But The Blow isn’t a solo act. Jona Bechtolt (from YACHT) served as the behind the scenes brainchild for the catchy electro-pop sound. Though no longer part of The Blow, Bechtolt’s simplistic beats augment the story being told in lyrics. Music cues from the sound board the result in a minimalist performance where all eyes are on Maricich sashaying across the stage in jerky, robotic movements.
The set focuses primarily on the 2006 album Paper Television with Maricich singing crowd favorites “Parentheses” and “True Affection.” My favorite song hands down is “Hey Boy” from 2004’s Poor Aim: Love Songs. It’s a simple story: girl-meets-boys, girl-talks-to-boy, girl-gives-phone-number, boy-never calls. We’ve all been through it but with her playful musings make light of her insecurities, “A. You’re gay/ B. You’ve got a girlfriend/ C. You kind thought I came on too strong or /D. I just wasn’t your thing/ No ring.” We’ve all had the same thoughts, right?
All boy-stands-up-girl aside, Maricich intermittently weaves a tale as the ghostwriter for Lindsay Lohan’s never released album. After talking in vague detail about “a certain celebrity” with “a certain DJ girlfriend,” Maricich pulls out gold studded platforms, readjusts her blousy top to be cinched at the waist and takes on the mannerisms of the supposed celebrity train wreck. For a few songs she tells the story of meeting with Lohan to craft an album about her love life with Samantha Ronson. After little set up, the crowd is priviledged to hear her demo “Up” which is supposedly penned after a candid conversation between LiLo and her mother. The song shows all marks of a catchy number one hit.
Maricich interacts with the crowd the way comedians do, pacing from one end of the stage to the other, asking questions and feeding off of the reaction from the crowd. There is an intimacy that while you’re convinced it’s an act, her immediate charm is impressive. She’s comfortable on stage but at the same time very willing to talk to the audience like it’s a one-on-one conversation.
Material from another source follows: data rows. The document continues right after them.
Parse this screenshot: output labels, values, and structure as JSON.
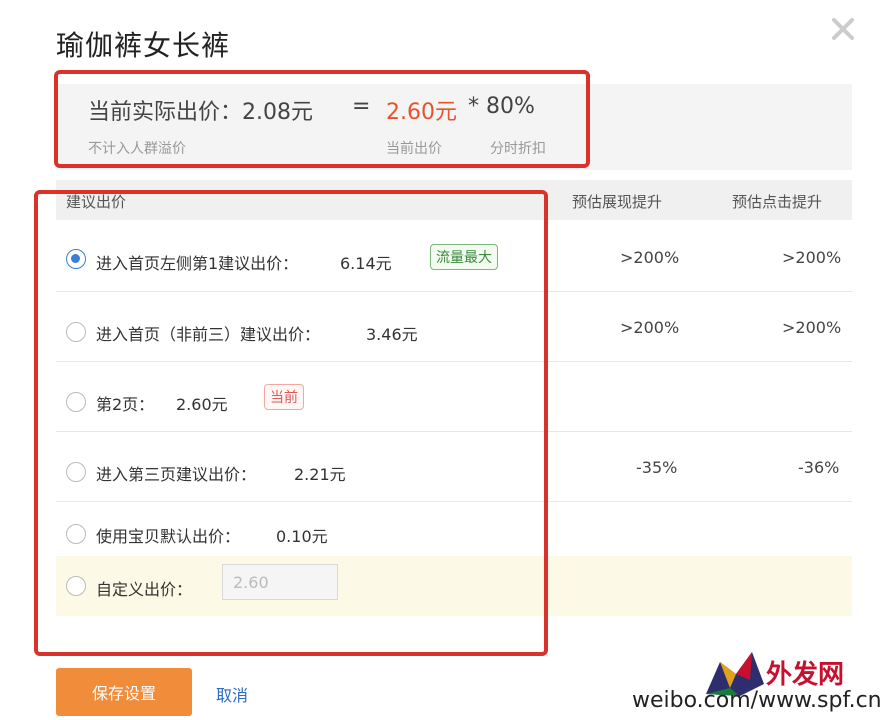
{
  "dialog": {
    "title": "瑜伽裤女长裤",
    "close_icon": "close-icon"
  },
  "summary": {
    "actual_label": "当前实际出价：2.08元",
    "equals": "=",
    "current_price": "2.60元",
    "multiplier": "* 80%",
    "sub_actual": "不计入人群溢价",
    "sub_current": "当前出价",
    "sub_discount": "分时折扣"
  },
  "table": {
    "headers": {
      "suggest": "建议出价",
      "exposure": "预估展现提升",
      "clicks": "预估点击提升"
    },
    "rows": [
      {
        "label": "进入首页左侧第1建议出价：",
        "value": "6.14元",
        "badge": "流量最大",
        "exposure": ">200%",
        "clicks": ">200%",
        "checked": true
      },
      {
        "label": "进入首页（非前三）建议出价：",
        "value": "3.46元",
        "badge": "",
        "exposure": ">200%",
        "clicks": ">200%",
        "checked": false
      },
      {
        "label": "第2页：",
        "value": "2.60元",
        "badge": "当前",
        "exposure": "",
        "clicks": "",
        "checked": false
      },
      {
        "label": "进入第三页建议出价：",
        "value": "2.21元",
        "badge": "",
        "exposure": "-35%",
        "clicks": "-36%",
        "checked": false
      },
      {
        "label": "使用宝贝默认出价：",
        "value": "0.10元",
        "badge": "",
        "exposure": "",
        "clicks": "",
        "checked": false
      }
    ],
    "custom": {
      "label": "自定义出价：",
      "value": "2.60"
    }
  },
  "footer": {
    "save_label": "保存设置",
    "cancel_label": "取消"
  },
  "watermark": {
    "text": "weibo.com/www.spf.cn",
    "brand": "外发网",
    "url": "www.spf.cn"
  },
  "colors": {
    "accent_red": "#d9322a",
    "price_red": "#e6532d",
    "save_orange": "#f08c3a",
    "radio_blue": "#3a7fd5",
    "link_blue": "#2b6ac8"
  }
}
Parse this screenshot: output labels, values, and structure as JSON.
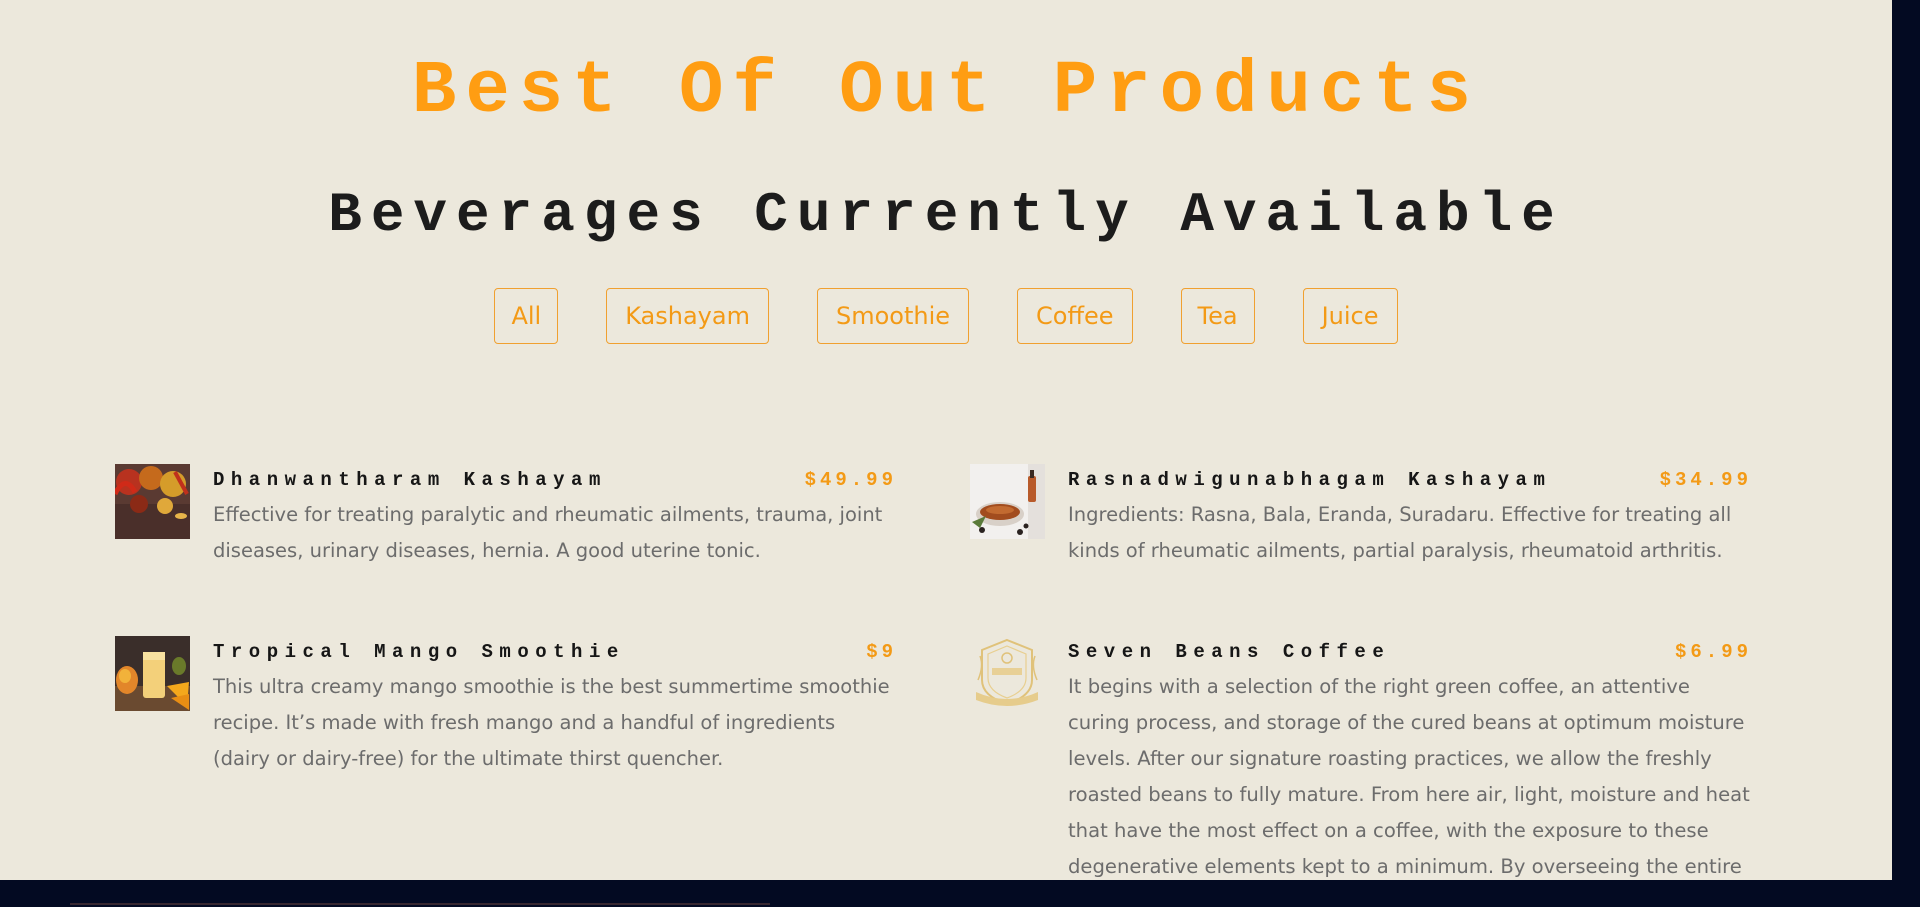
{
  "header": {
    "title": "Best Of Out Products",
    "subtitle": "Beverages Currently Available"
  },
  "filters": [
    "All",
    "Kashayam",
    "Smoothie",
    "Coffee",
    "Tea",
    "Juice"
  ],
  "products": [
    {
      "name": "Dhanwantharam Kashayam",
      "price": "$49.99",
      "description": "Effective for treating paralytic and rheumatic ailments, trauma, joint diseases, urinary diseases, hernia. A good uterine tonic.",
      "image_icon": "spices-photo"
    },
    {
      "name": "Rasnadwigunabhagam Kashayam",
      "price": "$34.99",
      "description": "Ingredients: Rasna, Bala, Eranda, Suradaru. Effective for treating all kinds of rheumatic ailments, partial paralysis, rheumatoid arthritis.",
      "image_icon": "herbal-tea-photo"
    },
    {
      "name": "Tropical Mango Smoothie",
      "price": "$9",
      "description": "This ultra creamy mango smoothie is the best summertime smoothie recipe. It’s made with fresh mango and a handful of ingredients (dairy or dairy-free) for the ultimate thirst quencher.",
      "image_icon": "mango-smoothie-photo"
    },
    {
      "name": "Seven Beans Coffee",
      "price": "$6.99",
      "description": "It begins with a selection of the right green coffee, an attentive curing process, and storage of the cured beans at optimum moisture levels. After our signature roasting practices, we allow the freshly roasted beans to fully mature. From here air, light, moisture and heat that have the most effect on a coffee, with the exposure to these degenerative elements kept to a minimum. By overseeing the entire",
      "image_icon": "coffee-company-logo"
    }
  ],
  "colors": {
    "accent": "#ff9d12",
    "page_background": "#ece8dc",
    "frame": "#030a22",
    "text_muted": "#6c6c6c"
  }
}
So here’s what to expect should you (and you should) go see The Blow on Friday. Be ready to be wooed. Her slightly self-deprecating artistic humor makes her vulnerable while her sharp wit will make you realize that she knows exactly what she’s doing. She’s making you fall in love.